High pressure die casting enables the quickest route from molten metal to the completed component. This is achieved by injecting molten metal into a hardened tool steel mould, and allowing it to cool and solidify under pressure before it is removed. This process provides a precise, fast cost effective method of production for aluminum or zinc die castings, which meets the needs and requirements of hi-tech industries where the appearance of the product and the the dimensional tolerances are critical and volumes are not always large.
Aluminum is used in the process of aluminum high pressure die casting, and is a metal that has many advantages which is ideal for use in the casting of metal alloys. One of the many reasons that aluminum is is used in the die casting process is the properties of the metal itself. Aluminum has a number of characteristic features which are ideal for this process. Aluminum is very light in weight and and highly ductile and can easily be beaten into different shapes and sizes depending on the needs and requirements. It is also extremely malleable and has very good dimensional stability allowing it to attain complex shapes and thin walled components. Aluminum is dust and corrosion resistant and has good electronic properties and excellent thermal characteristics, and because it is a good conductor of heat it is able to retain the heat and and take good shape in the cast.
Pressure die casting is a competitive casting method when components are needed in high volumes, or when tighter tolerances and better quality surface finishes are required that can be achieved by gravity die casting. Also the need for machining is very low due to the close casting tolerances. Heat treatment of pressure die casting is not possible, but due to the high rate of solidification the mechanical properties are very good, however; the tooling costs are considerably higher than they are for gravity die casting.
Ther are many different die casting alloys and these include: aluminum, zinc, lead, copper, magnesium and tin. Two dies are used for casting; the cover dies half and the ejector dies half, and where they meet is called the 'parting line'. The dies are designed to enable the finished casting to slide off the cover half of the die and remain in the ejector half as the dies are opened.
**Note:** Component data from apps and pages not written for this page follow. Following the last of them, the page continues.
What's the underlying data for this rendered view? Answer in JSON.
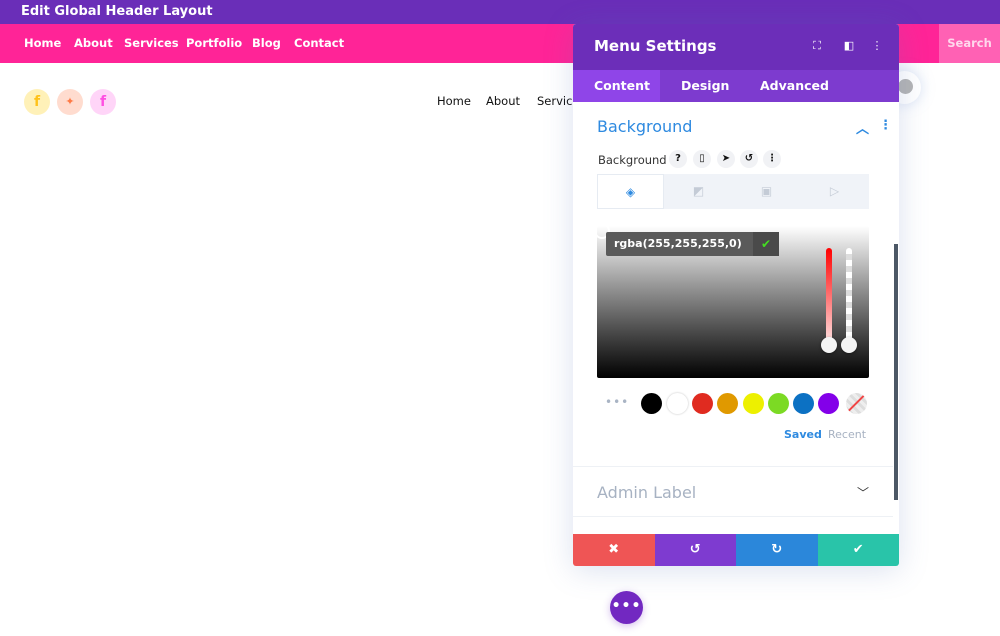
{
  "topbar": {
    "title": "Edit Global Header Layout"
  },
  "header_menu": {
    "items": [
      "Home",
      "About",
      "Services",
      "Portfolio",
      "Blog",
      "Contact"
    ],
    "search_label": "Search"
  },
  "social": {
    "icons": [
      {
        "name": "facebook",
        "glyph": "f",
        "bg": "#fff1b8",
        "color": "#ffc21a"
      },
      {
        "name": "twitter",
        "glyph": "🐦",
        "bg": "#ffdccf",
        "color": "#ff7a45"
      },
      {
        "name": "facebook",
        "glyph": "f",
        "bg": "#ffd5f8",
        "color": "#ff4fe2"
      }
    ]
  },
  "secondary_menu": {
    "items": [
      "Home",
      "About",
      "Service"
    ]
  },
  "panel": {
    "title": "Menu Settings",
    "header_icons": {
      "expand": "⛶",
      "split": "◧",
      "more": "⋮"
    },
    "tabs": [
      {
        "label": "Content",
        "active": true
      },
      {
        "label": "Design",
        "active": false
      },
      {
        "label": "Advanced",
        "active": false
      }
    ],
    "section": {
      "title": "Background",
      "field_label": "Background",
      "field_icons": [
        "?",
        "▯",
        "➤",
        "↺",
        "⋮"
      ],
      "bg_tabs": [
        "◈",
        "◩",
        "▣",
        "▷"
      ],
      "color_value": "rgba(255,255,255,0)",
      "hue": 0,
      "alpha": 0,
      "swatches": [
        "#000000",
        "#ffffff",
        "#e02b20",
        "#e09900",
        "#edf000",
        "#7cda24",
        "#0c71c3",
        "#8300e9"
      ],
      "saved_label": "Saved",
      "recent_label": "Recent"
    },
    "admin_label": "Admin Label",
    "footer": {
      "cancel": "✖",
      "undo": "↺",
      "redo": "↻",
      "save": "✔"
    }
  },
  "colors": {
    "topbar": "#6a2eb8",
    "nav": "#ff2497",
    "accent_blue": "#2e8ae0",
    "cancel": "#ef5555",
    "undo": "#7e3bd0",
    "redo": "#2b87da",
    "save": "#29c4a9"
  },
  "fab": {
    "label": "•••"
  }
}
Other die components include slides and cores. The cores are components that usually produce openings or holes, but they can be used to create other details as well. There are three types of cores, loose, movable and fixed. Loose cores are used to create intricate details and are inserted into the die by hand. Fixed cores are oriented parallel to the pull direction of the dies, and are permanently attached to the die. Movable cores are oriented in any other way than parallel to the pull direction. They are removed from the die cavity after the shot solidifies.